Photo – Kate Ferguson
In this new production of Masterclass by the Kings Head Theatre, London, Amanda Muggleton reprises the role of Callas that she first played in Melbourne in 1999. It is an opportunity for those of us, who didn’t see it then, to experience an unusual piece of theatre, a glimpse into the world of opera, and a powerhouse performance by a fine English-Australian actor.
In the early 1970s, towards the end of her career, opera diva Maria Callas ran a series of master classes for promising singers at the Juilliard School, New York. Terrence McNally’s 1995 play Masterclass draws on these real life events to explore the character of Callas, the ultimate prima donna, and showcase the talents of any actor who dares to take the role!

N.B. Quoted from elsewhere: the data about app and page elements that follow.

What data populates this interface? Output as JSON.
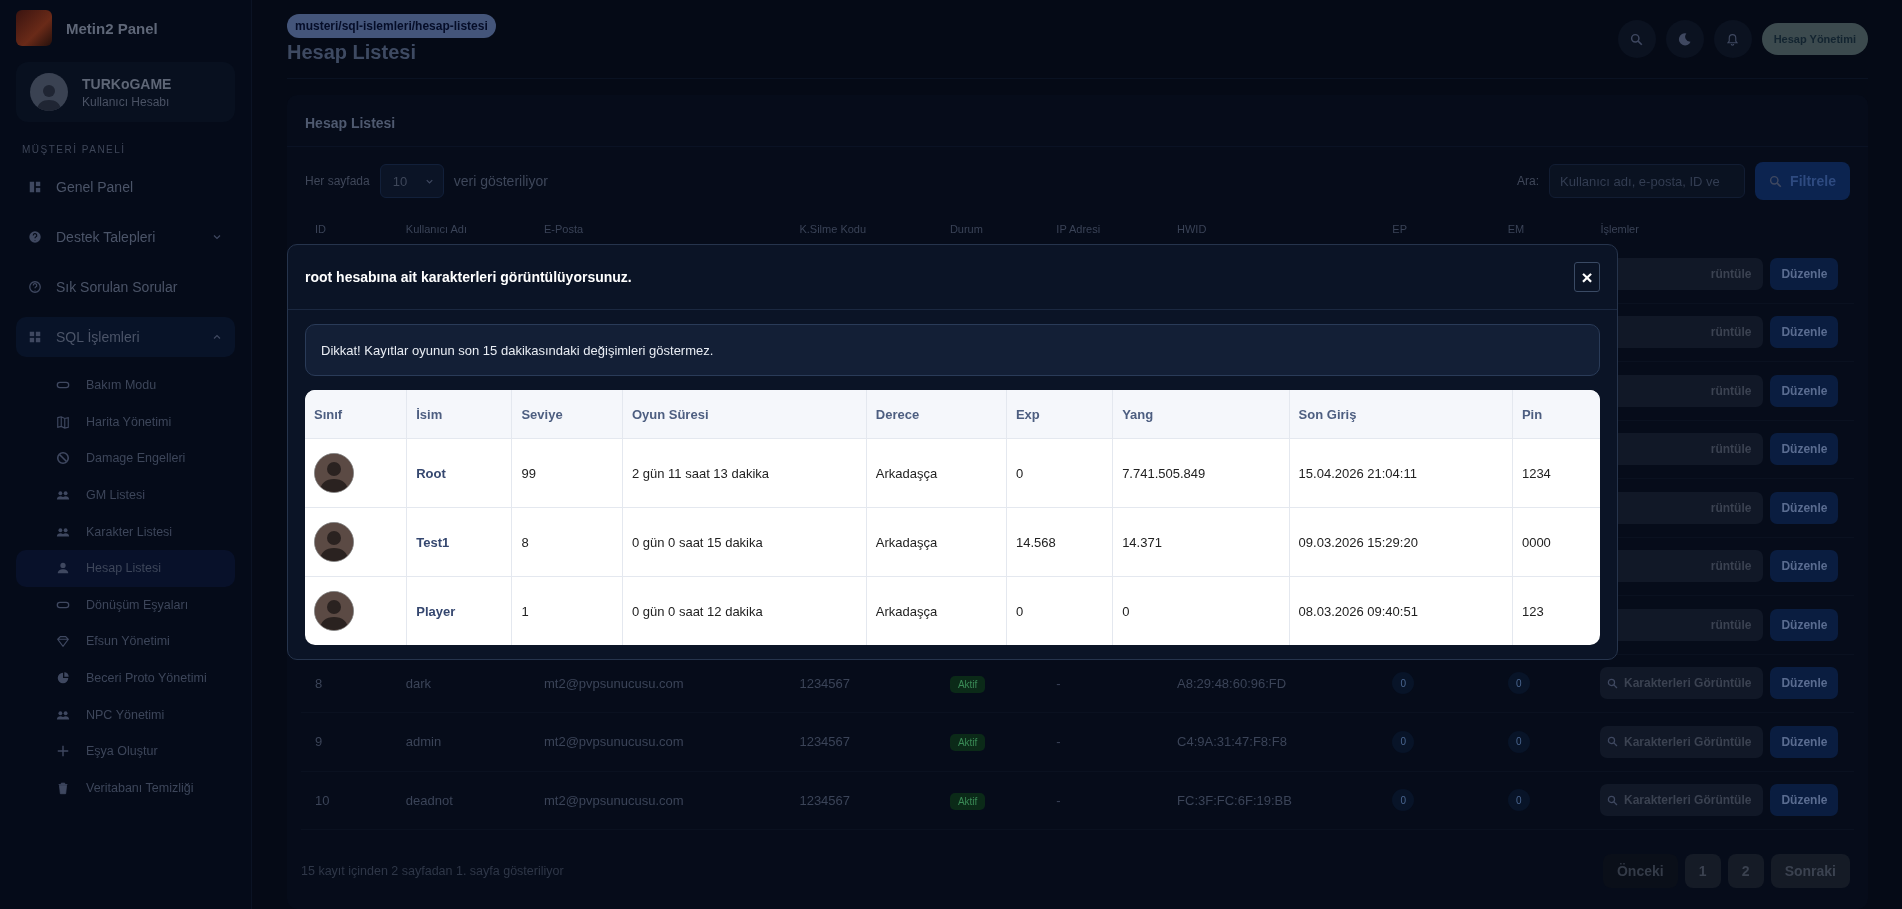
{
  "sidebar": {
    "brand": "Metin2 Panel",
    "user": {
      "name": "TURKoGAME",
      "role": "Kullanıcı Hesabı"
    },
    "section": "MÜŞTERİ PANELİ",
    "items": [
      {
        "label": "Genel Panel",
        "kind": "item",
        "selected": false
      },
      {
        "label": "Destek Talepleri",
        "kind": "group",
        "expanded": false
      },
      {
        "label": "Sık Sorulan Sorular",
        "kind": "item",
        "selected": false
      },
      {
        "label": "SQL İşlemleri",
        "kind": "group",
        "expanded": true,
        "children": [
          {
            "label": "Bakım Modu",
            "selected": false
          },
          {
            "label": "Harita Yönetimi",
            "selected": false
          },
          {
            "label": "Damage Engelleri",
            "selected": false
          },
          {
            "label": "GM Listesi",
            "selected": false
          },
          {
            "label": "Karakter Listesi",
            "selected": false
          },
          {
            "label": "Hesap Listesi",
            "selected": true
          },
          {
            "label": "Dönüşüm Eşyaları",
            "selected": false
          },
          {
            "label": "Efsun Yönetimi",
            "selected": false
          },
          {
            "label": "Beceri Proto Yönetimi",
            "selected": false
          },
          {
            "label": "NPC Yönetimi",
            "selected": false
          },
          {
            "label": "Eşya Oluştur",
            "selected": false
          },
          {
            "label": "Veritabanı Temizliği",
            "selected": false
          }
        ]
      }
    ]
  },
  "header": {
    "breadcrumb": "musteri/sql-islemleri/hesap-listesi",
    "title": "Hesap Listesi",
    "account_button": "Hesap Yönetimi"
  },
  "card": {
    "title": "Hesap Listesi",
    "per_page_label": "Her sayfada",
    "per_page_value": "10",
    "per_page_suffix": "veri gösteriliyor",
    "search_label": "Ara:",
    "search_placeholder": "Kullanıcı adı, e-posta, ID ve",
    "filter_button": "Filtrele",
    "columns": [
      "ID",
      "Kullanıcı Adı",
      "E-Posta",
      "K.Silme Kodu",
      "Durum",
      "IP Adresi",
      "HWID",
      "EP",
      "EM",
      "İşlemler"
    ],
    "rows": [
      {
        "kind": "covered",
        "view_button": "rüntüle",
        "edit_button": "Düzenle"
      },
      {
        "kind": "covered",
        "view_button": "rüntüle",
        "edit_button": "Düzenle"
      },
      {
        "kind": "covered",
        "view_button": "rüntüle",
        "edit_button": "Düzenle"
      },
      {
        "kind": "covered",
        "view_button": "rüntüle",
        "edit_button": "Düzenle"
      },
      {
        "kind": "covered",
        "view_button": "rüntüle",
        "edit_button": "Düzenle"
      },
      {
        "kind": "covered",
        "view_button": "rüntüle",
        "edit_button": "Düzenle"
      },
      {
        "kind": "covered",
        "view_button": "rüntüle",
        "edit_button": "Düzenle"
      },
      {
        "kind": "full",
        "id": "8",
        "username": "dark",
        "email": "mt2@pvpsunucusu.com",
        "code": "1234567",
        "status": "Aktif",
        "ip": "-",
        "hwid": "A8:29:48:60:96:FD",
        "ep": "0",
        "em": "0",
        "view_button": "Karakterleri Görüntüle",
        "edit_button": "Düzenle"
      },
      {
        "kind": "full",
        "id": "9",
        "username": "admin",
        "email": "mt2@pvpsunucusu.com",
        "code": "1234567",
        "status": "Aktif",
        "ip": "-",
        "hwid": "C4:9A:31:47:F8:F8",
        "ep": "0",
        "em": "0",
        "view_button": "Karakterleri Görüntüle",
        "edit_button": "Düzenle"
      },
      {
        "kind": "full",
        "id": "10",
        "username": "deadnot",
        "email": "mt2@pvpsunucusu.com",
        "code": "1234567",
        "status": "Aktif",
        "ip": "-",
        "hwid": "FC:3F:FC:6F:19:BB",
        "ep": "0",
        "em": "0",
        "view_button": "Karakterleri Görüntüle",
        "edit_button": "Düzenle"
      }
    ],
    "footer": "15 kayıt içinden 2 sayfadan 1. sayfa gösteriliyor",
    "pagination": [
      {
        "label": "Önceki",
        "disabled": true
      },
      {
        "label": "1",
        "disabled": false
      },
      {
        "label": "2",
        "disabled": false
      },
      {
        "label": "Sonraki",
        "disabled": false
      }
    ]
  },
  "modal": {
    "title": "root hesabına ait karakterleri görüntülüyorsunuz.",
    "close": "×",
    "alert": "Dikkat! Kayıtlar oyunun son 15 dakikasındaki değişimleri göstermez.",
    "columns": [
      "Sınıf",
      "İsim",
      "Seviye",
      "Oyun Süresi",
      "Derece",
      "Exp",
      "Yang",
      "Son Giriş",
      "Pin"
    ],
    "rows": [
      {
        "name": "Root",
        "level": "99",
        "playtime": "2 gün 11 saat 13 dakika",
        "rank": "Arkadaşça",
        "exp": "0",
        "yang": "7.741.505.849",
        "last_login": "15.04.2026 21:04:11",
        "pin": "1234"
      },
      {
        "name": "Test1",
        "level": "8",
        "playtime": "0 gün 0 saat 15 dakika",
        "rank": "Arkadaşça",
        "exp": "14.568",
        "yang": "14.371",
        "last_login": "09.03.2026 15:29:20",
        "pin": "0000"
      },
      {
        "name": "Player",
        "level": "1",
        "playtime": "0 gün 0 saat 12 dakika",
        "rank": "Arkadaşça",
        "exp": "0",
        "yang": "0",
        "last_login": "08.03.2026 09:40:51",
        "pin": "123"
      }
    ]
  }
}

Muggleton rises to the challenge, using her considerable skills – strong physicality, finely tuned dramatic timing and a huge emotional range – to bring to life the troubled and brilliant diva in all her moods. ‘La Divina’ is brought down to earth as a tragicomic figure, recreated for our entertainment, but no less diminished as a superb and passionate artist.
But, although the play consists mostly of Callas’s monologues and puts the focus on its leading actor, it is in the writing and the direction (by Adam Spreadbury-Maher) that the magic is first brewed. Callas is a self-obsessed monster, ranting endlessly about her past successes, bemoaning her disappointments and grievances, and spitting out vituperative remarks that would break any singer’s resolve. There is a risk that the audience will hate her. But the structure of the play ensures we don’t. From the outset, the fourth wall between performer and audience is breached, and we are included in the masterclass, under the spell of the dominatrix.
In the intimacy of the Lawler Theatre, the show starts off casually, with the house lights still up and Muggleton engaging in caustic banter with her audience, some of it improvised, warming to her role as Callas. But once the character of the prima donna is well established, she calls in the first student or ‘victim’ to face her formidable tutor.
The three student singers, played by Kala Gare, Rocco Speranza and Jessica Boyd, who are vocal students or early career singers in real life, present us with three distinct persona, ranging from a girl paralysed with nerves to a boy’s conceited over-confidence. But nothing will satisfy their mentor, who rides roughshod over their efforts, often stopping them after the first note.
The drama depends on this tension. Will the students get to sing? And if they do, will they survive the ordeal? But the real drama comes as a surprise. It is when Muggleton demonstrates how the aria should be sung that, in spite of little singing involved, she conveys the operatic themes of love, loss and betrayal, tapping a deep emotional well. As a recording of Callas’s La Scala performance soars, she launches into a dialogue between herself and ‘Ari’ Onassis, telling the story of their relationship, revealing the diva’s vulnerability, and bringing Act One to a stirring climax.
Act Two follows the same format and sustains the drama and comedy, this time with a dramatisation of Callas’s marriage to Giovanni Battista Meneghini as the emotional highlight. But it is not over until the fourth wall comes crashing down, Muggleton has shed the persona of Callas and the three vocalists are given their moment in the sun. Each sings a complete aria, culminating in a bravura rendering by the delightful Jessica Boyd of the ‘Queen of the Night’ aria from The Magic Flute. All in all, it is enough to convert any non-believer to the religion of opera.
Andrew Kay in association with The Kings Head Theatre London presents
by Terrence McNally
Director Adam Spreadbury-Maher
Venue: Southbank Theatre, The Lawler
Dates: 8 – 27 January 2018
Tickets: $75.20 – $96.55
Bookings: www.mtc.com.au | 03 8688 0800